* How to complete this task *
Repeat each line of the material below exactly.

* Raw data *
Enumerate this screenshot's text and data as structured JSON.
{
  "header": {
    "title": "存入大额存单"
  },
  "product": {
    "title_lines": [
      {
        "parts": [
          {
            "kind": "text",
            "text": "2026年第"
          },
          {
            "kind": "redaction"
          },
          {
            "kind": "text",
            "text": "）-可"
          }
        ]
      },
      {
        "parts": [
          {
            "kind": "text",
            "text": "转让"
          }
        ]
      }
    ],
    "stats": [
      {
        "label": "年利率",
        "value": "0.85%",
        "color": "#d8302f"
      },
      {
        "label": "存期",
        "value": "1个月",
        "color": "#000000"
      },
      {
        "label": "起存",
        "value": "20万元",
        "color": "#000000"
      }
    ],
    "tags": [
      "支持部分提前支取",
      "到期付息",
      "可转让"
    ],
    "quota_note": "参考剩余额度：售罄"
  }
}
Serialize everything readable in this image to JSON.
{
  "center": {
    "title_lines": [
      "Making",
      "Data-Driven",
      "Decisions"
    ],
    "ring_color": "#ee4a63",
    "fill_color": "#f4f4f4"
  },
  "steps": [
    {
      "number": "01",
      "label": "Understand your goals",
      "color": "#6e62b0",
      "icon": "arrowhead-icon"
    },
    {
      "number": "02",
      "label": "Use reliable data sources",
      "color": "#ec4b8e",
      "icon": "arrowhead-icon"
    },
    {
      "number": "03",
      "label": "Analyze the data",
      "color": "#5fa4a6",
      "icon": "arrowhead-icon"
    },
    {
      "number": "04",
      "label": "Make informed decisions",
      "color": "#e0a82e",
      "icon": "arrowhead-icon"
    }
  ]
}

* Finished task *
Enumerate this screenshot's text and data as structured JSON.
{
  "header": {
    "title": "存入大额存单"
  },
  "product": {
    "title_lines": [
      {
        "parts": [
          {
            "kind": "text",
            "text": "2026年第"
          },
          {
            "kind": "redaction"
          },
          {
            "kind": "text",
            "text": "）-可"
          }
        ]
      },
      {
        "parts": [
          {
            "kind": "text",
            "text": "转让"
          }
        ]
      }
    ],
    "stats": [
      {
        "label": "年利率",
        "value": "0.85%",
        "color": "#d8302f"
      },
      {
        "label": "存期",
        "value": "1个月",
        "color": "#000000"
      },
      {
        "label": "起存",
        "value": "20万元",
        "color": "#000000"
      }
    ],
    "tags": [
      "支持部分提前支取",
      "到期付息",
      "可转让"
    ],
    "quota_note": "参考剩余额度：售罄"
  }
}
Serialize everything readable in this image to JSON.
{
  "center": {
    "title_lines": [
      "Making",
      "Data-Driven",
      "Decisions"
    ],
    "ring_color": "#ee4a63",
    "fill_color": "#f4f4f4"
  },
  "steps": [
    {
      "number": "01",
      "label": "Understand your goals",
      "color": "#6e62b0",
      "icon": "arrowhead-icon"
    },
    {
      "number": "02",
      "label": "Use reliable data sources",
      "color": "#ec4b8e",
      "icon": "arrowhead-icon"
    },
    {
      "number": "03",
      "label": "Analyze the data",
      "color": "#5fa4a6",
      "icon": "arrowhead-icon"
    },
    {
      "number": "04",
      "label": "Make informed decisions",
      "color": "#e0a82e",
      "icon": "arrowhead-icon"
    }
  ]
}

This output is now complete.